Recorded data
BEGIN

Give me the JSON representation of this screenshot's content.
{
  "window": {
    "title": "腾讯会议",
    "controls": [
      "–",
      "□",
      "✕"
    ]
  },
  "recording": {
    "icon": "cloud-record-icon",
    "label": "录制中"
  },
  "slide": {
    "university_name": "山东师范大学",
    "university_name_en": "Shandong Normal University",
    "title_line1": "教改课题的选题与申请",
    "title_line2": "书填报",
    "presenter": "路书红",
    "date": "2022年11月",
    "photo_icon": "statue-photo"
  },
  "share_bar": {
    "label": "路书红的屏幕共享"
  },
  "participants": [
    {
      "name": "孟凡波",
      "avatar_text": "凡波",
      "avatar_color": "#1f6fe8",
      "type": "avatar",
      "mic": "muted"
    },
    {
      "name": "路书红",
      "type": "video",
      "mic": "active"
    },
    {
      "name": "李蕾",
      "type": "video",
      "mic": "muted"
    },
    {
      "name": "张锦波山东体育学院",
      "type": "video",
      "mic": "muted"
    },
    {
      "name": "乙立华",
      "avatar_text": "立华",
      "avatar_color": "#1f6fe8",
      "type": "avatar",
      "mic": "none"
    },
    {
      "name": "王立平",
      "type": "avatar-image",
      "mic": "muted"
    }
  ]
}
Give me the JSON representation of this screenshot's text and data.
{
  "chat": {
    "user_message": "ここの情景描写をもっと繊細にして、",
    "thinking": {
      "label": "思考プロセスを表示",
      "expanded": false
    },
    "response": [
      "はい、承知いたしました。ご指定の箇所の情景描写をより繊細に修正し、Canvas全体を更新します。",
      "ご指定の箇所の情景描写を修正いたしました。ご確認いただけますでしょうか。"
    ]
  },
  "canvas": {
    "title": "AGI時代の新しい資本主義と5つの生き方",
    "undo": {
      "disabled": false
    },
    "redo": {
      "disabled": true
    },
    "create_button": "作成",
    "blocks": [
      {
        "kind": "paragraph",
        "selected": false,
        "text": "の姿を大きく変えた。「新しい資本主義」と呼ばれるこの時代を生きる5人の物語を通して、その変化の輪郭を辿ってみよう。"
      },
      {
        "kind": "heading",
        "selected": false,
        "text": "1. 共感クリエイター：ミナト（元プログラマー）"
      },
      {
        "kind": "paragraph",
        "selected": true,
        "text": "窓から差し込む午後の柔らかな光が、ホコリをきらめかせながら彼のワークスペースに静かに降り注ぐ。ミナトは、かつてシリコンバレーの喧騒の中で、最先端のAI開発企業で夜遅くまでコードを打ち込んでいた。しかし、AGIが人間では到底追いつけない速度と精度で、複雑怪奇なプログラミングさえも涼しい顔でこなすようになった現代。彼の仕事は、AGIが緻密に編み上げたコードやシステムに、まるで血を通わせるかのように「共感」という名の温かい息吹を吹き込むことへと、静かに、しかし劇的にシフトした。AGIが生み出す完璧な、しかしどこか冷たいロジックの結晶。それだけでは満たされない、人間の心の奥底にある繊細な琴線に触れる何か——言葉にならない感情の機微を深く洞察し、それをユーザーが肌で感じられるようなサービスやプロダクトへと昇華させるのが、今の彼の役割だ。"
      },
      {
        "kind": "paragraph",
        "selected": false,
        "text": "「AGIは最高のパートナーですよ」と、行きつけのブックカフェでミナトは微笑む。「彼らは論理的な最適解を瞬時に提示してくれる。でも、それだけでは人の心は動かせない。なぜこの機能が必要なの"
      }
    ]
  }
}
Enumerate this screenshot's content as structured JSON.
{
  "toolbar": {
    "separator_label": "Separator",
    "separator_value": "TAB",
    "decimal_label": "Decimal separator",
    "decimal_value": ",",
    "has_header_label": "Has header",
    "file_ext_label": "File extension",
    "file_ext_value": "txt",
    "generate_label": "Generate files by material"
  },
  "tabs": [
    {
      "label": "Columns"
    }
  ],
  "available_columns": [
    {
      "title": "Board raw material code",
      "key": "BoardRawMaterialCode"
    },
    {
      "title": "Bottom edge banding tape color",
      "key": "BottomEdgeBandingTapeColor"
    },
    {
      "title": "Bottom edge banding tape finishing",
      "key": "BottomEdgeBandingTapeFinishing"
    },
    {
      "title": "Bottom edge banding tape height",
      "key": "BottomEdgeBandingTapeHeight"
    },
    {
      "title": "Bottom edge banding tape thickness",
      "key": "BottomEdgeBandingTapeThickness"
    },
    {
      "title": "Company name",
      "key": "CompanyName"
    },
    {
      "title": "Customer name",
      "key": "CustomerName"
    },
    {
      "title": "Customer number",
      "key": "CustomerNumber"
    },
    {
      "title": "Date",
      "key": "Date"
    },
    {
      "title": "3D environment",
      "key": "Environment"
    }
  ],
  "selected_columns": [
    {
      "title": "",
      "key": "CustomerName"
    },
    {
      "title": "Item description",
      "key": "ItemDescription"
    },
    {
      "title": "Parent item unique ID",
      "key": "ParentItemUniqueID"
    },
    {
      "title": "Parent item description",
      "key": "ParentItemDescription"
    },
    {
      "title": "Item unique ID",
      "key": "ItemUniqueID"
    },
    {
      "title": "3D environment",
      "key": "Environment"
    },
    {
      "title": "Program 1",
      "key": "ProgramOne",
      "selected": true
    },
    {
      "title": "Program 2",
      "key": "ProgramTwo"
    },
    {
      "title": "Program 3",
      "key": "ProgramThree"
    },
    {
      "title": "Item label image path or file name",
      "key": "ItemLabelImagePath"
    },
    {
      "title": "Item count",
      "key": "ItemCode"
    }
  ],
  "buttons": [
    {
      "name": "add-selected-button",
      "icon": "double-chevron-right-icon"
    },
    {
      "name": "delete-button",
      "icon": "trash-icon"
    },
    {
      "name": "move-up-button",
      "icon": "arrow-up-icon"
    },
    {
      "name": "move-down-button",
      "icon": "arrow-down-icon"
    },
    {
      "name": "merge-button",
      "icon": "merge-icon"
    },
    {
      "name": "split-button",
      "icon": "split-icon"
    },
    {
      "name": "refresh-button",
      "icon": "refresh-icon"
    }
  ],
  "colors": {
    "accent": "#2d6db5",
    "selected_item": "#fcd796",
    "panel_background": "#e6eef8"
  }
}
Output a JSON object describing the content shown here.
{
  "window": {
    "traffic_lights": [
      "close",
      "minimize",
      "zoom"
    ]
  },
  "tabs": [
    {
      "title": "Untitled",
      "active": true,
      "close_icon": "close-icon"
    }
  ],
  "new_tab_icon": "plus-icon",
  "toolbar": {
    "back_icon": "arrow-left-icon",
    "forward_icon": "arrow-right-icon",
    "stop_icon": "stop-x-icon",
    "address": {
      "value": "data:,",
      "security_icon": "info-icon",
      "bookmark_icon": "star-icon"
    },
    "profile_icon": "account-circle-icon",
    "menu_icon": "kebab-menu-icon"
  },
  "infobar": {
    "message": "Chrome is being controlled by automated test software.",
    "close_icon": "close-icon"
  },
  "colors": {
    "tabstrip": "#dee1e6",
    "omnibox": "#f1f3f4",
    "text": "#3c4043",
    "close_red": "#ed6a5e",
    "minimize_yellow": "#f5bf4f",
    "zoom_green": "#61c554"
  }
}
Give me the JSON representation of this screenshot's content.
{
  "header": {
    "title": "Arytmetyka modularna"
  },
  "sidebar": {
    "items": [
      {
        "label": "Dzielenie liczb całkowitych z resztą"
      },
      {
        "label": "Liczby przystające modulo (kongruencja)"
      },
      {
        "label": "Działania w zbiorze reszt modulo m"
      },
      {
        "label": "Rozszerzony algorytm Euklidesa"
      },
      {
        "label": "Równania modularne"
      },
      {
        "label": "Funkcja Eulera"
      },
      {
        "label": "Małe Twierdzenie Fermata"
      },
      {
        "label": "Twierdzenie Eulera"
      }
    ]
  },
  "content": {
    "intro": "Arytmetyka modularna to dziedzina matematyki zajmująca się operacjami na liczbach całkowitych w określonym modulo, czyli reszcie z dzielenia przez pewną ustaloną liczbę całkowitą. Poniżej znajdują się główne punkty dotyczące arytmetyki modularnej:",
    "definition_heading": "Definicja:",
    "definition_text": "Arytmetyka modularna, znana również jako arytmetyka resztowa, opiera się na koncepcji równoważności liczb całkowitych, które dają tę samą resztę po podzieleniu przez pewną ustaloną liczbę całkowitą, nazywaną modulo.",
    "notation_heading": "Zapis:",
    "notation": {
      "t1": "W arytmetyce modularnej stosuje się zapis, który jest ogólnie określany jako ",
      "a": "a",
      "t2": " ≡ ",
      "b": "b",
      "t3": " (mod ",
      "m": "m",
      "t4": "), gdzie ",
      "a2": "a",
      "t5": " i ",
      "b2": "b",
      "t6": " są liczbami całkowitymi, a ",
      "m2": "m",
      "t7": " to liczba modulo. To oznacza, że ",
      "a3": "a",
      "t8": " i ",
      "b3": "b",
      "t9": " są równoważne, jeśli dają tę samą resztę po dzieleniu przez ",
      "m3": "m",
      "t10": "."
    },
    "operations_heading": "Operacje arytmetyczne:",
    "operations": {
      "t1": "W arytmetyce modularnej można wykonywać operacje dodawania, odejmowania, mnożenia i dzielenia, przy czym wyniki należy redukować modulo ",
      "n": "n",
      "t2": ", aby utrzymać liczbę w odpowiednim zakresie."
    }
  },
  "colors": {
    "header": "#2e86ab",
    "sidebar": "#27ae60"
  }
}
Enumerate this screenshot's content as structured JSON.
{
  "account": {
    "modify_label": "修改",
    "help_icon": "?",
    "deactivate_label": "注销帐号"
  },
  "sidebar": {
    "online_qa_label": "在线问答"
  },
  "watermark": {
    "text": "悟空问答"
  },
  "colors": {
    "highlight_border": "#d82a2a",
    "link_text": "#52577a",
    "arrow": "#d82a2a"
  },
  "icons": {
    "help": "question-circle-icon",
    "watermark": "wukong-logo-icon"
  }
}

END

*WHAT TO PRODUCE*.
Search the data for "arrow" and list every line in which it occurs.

*TASK OUTPUT*.
      "icon": "arrow-up-icon"
      "icon": "arrow-down-icon"
    "back_icon": "arrow-left-icon",
    "forward_icon": "arrow-right-icon",
    "arrow": "#d82a2a"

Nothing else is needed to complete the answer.